▶ [EXERCISE MATERIAL]:
============

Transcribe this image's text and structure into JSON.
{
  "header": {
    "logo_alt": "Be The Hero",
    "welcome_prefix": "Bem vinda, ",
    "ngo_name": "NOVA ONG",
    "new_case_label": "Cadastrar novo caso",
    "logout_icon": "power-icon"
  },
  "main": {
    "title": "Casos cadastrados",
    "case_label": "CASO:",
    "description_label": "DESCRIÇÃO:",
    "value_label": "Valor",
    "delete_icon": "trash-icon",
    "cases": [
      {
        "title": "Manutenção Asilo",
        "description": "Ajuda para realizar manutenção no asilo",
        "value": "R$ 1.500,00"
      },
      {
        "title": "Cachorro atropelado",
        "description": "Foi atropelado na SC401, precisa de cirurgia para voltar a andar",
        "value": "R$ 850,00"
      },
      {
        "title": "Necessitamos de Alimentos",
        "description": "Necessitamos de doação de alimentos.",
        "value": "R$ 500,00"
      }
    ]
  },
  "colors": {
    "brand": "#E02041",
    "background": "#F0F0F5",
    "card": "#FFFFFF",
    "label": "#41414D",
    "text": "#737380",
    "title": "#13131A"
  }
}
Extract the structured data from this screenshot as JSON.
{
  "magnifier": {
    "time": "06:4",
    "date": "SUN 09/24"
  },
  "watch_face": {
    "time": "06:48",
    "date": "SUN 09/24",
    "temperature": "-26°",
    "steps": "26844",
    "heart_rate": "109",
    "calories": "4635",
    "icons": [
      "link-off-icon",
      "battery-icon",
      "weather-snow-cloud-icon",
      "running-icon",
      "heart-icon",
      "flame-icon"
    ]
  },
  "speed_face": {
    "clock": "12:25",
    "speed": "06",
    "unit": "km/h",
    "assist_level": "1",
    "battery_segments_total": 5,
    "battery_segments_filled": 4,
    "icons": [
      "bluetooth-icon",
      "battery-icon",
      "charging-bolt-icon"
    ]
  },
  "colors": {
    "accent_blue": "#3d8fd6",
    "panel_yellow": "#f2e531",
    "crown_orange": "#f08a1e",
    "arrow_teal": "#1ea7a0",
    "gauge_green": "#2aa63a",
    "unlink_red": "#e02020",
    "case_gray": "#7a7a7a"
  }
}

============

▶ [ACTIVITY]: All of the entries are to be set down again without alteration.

▶ [ANSWER TO THIS PROBLEM]:
Transcribe this image's text and structure into JSON.
{
  "header": {
    "logo_alt": "Be The Hero",
    "welcome_prefix": "Bem vinda, ",
    "ngo_name": "NOVA ONG",
    "new_case_label": "Cadastrar novo caso",
    "logout_icon": "power-icon"
  },
  "main": {
    "title": "Casos cadastrados",
    "case_label": "CASO:",
    "description_label": "DESCRIÇÃO:",
    "value_label": "Valor",
    "delete_icon": "trash-icon",
    "cases": [
      {
        "title": "Manutenção Asilo",
        "description": "Ajuda para realizar manutenção no asilo",
        "value": "R$ 1.500,00"
      },
      {
        "title": "Cachorro atropelado",
        "description": "Foi atropelado na SC401, precisa de cirurgia para voltar a andar",
        "value": "R$ 850,00"
      },
      {
        "title": "Necessitamos de Alimentos",
        "description": "Necessitamos de doação de alimentos.",
        "value": "R$ 500,00"
      }
    ]
  },
  "colors": {
    "brand": "#E02041",
    "background": "#F0F0F5",
    "card": "#FFFFFF",
    "label": "#41414D",
    "text": "#737380",
    "title": "#13131A"
  }
}
Extract the structured data from this screenshot as JSON.
{
  "magnifier": {
    "time": "06:4",
    "date": "SUN 09/24"
  },
  "watch_face": {
    "time": "06:48",
    "date": "SUN 09/24",
    "temperature": "-26°",
    "steps": "26844",
    "heart_rate": "109",
    "calories": "4635",
    "icons": [
      "link-off-icon",
      "battery-icon",
      "weather-snow-cloud-icon",
      "running-icon",
      "heart-icon",
      "flame-icon"
    ]
  },
  "speed_face": {
    "clock": "12:25",
    "speed": "06",
    "unit": "km/h",
    "assist_level": "1",
    "battery_segments_total": 5,
    "battery_segments_filled": 4,
    "icons": [
      "bluetooth-icon",
      "battery-icon",
      "charging-bolt-icon"
    ]
  },
  "colors": {
    "accent_blue": "#3d8fd6",
    "panel_yellow": "#f2e531",
    "crown_orange": "#f08a1e",
    "arrow_teal": "#1ea7a0",
    "gauge_green": "#2aa63a",
    "unlink_red": "#e02020",
    "case_gray": "#7a7a7a"
  }
}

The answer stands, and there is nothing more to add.